Ever since 1980, I’ve admired the photography and photographers who had their photos included within the Sierra Club calendars. In fact, way back then when there were no cell phones to carry around your calendars, we actually bought the Sierra Club Engagement Calendar each year and used it throughout the year to mark scheduled events, and then saved them to look at the photography every now and then. This was well before I even got into photography in a serious way; that wouldn’t begin for another decade. We compiled quite a few over time, along with years of National Geographic Magazines, and kept them all just for the photography. So when one of my photos was selected to be included in the 2020 Sierra Club calendar, I was over the moon thrilled. Well, 2022 will again have a photo included, and am just as thrilled as the first time. It was always considered a stretch when submitting work to them, just like applying to certain colleges might be considered a stretch, but I suppose persistence pays off.

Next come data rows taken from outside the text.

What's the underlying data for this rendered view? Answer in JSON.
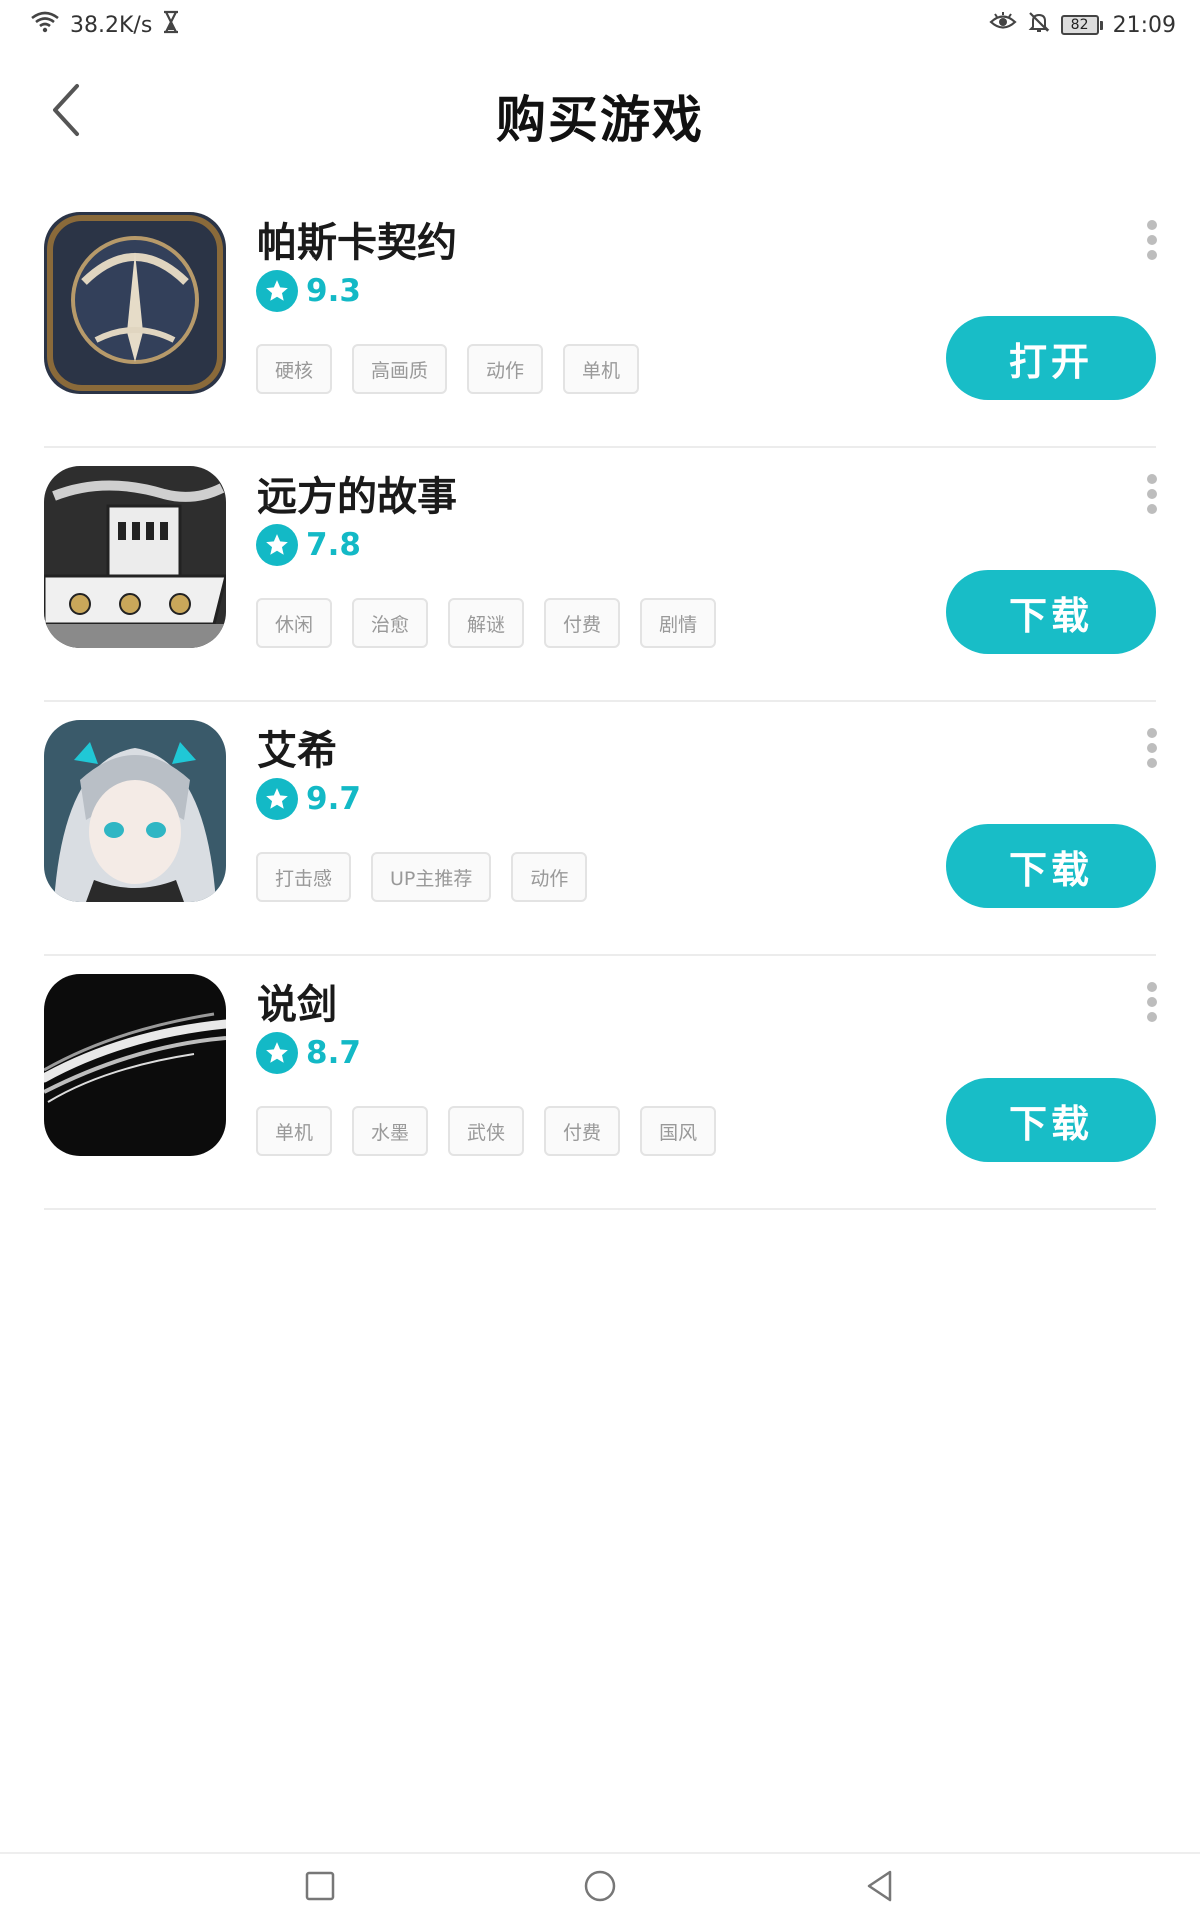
{
  "status_bar": {
    "network_speed": "38.2K/s",
    "battery_level": "82",
    "time": "21:09"
  },
  "header": {
    "title": "购买游戏"
  },
  "colors": {
    "accent": "#18bdc7",
    "rating": "#13b9c6"
  },
  "games": [
    {
      "name": "帕斯卡契约",
      "rating": "9.3",
      "tags": [
        "硬核",
        "高画质",
        "动作",
        "单机"
      ],
      "action": "打开"
    },
    {
      "name": "远方的故事",
      "rating": "7.8",
      "tags": [
        "休闲",
        "治愈",
        "解谜",
        "付费",
        "剧情"
      ],
      "action": "下载"
    },
    {
      "name": "艾希",
      "rating": "9.7",
      "tags": [
        "打击感",
        "UP主推荐",
        "动作"
      ],
      "action": "下载"
    },
    {
      "name": "说剑",
      "rating": "8.7",
      "tags": [
        "单机",
        "水墨",
        "武侠",
        "付费",
        "国风"
      ],
      "action": "下载"
    }
  ]
}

As far as the story behind the photo goes, the morning began as usual by getting up well before sunrise, as I did every morning during our family vacation at North Carolina’s Outer Banks, but the sky was still socked in with the storm clouds from the previous day. The actual sunrise time had passed and not much in the way of photos had materialized. When I turned around, now looking toward the north end of the beach, it looked like a front was coming through, pushing out the clouds with clear skies behind. The sky had that pastel cyan color along the horizon associated with early morning opposite the sun, and it began to reflect in the sheen left by the waves on the flat sand. All that was needed was a longer shutter speed to blur the motion of the water a bit. I ended up happy with a few frames that morning, trying to keep them as minimalistic as possible, stretching the shutter speed to as much as I could (0.5-sec. for these), usually beginning the exposure as the wave begins its return toward the ocean as in the two below. Doing that will make for a cleaner line of the surf. The top image was taken as the edge of the surf hesitated, momentarily stationary, as incoming and outgoing surges canceled the movement. Since these were taken in late October, waders were on to keep from getting cold in the water, and most importantly, using a tripod with the legs sunk deep into the sand to keep it rock solid. A polarizer is used, but not to eliminate any reflections in the water, but to cut down the light and keep shutter speeds as long as needed. Then it’s just deciding where would be the ideal place to plop the tripod where the edge of the surf creates a leading line into the frame, and trip the shutter… and keep tripping the shutter.
This series was taken in 2019 during a week of mostly calm weather patterns. But 2020 proved to be challenging, with multiple storms, rain and loads of clouds. Yet, all that weather produced some of the most spectacular sunrises I’ve ever captured with the camera. Twice during the week, I witnessed an astounding display of color and God Beams streaking across the sky; almost otherworldly. I wonder what is in store for this year.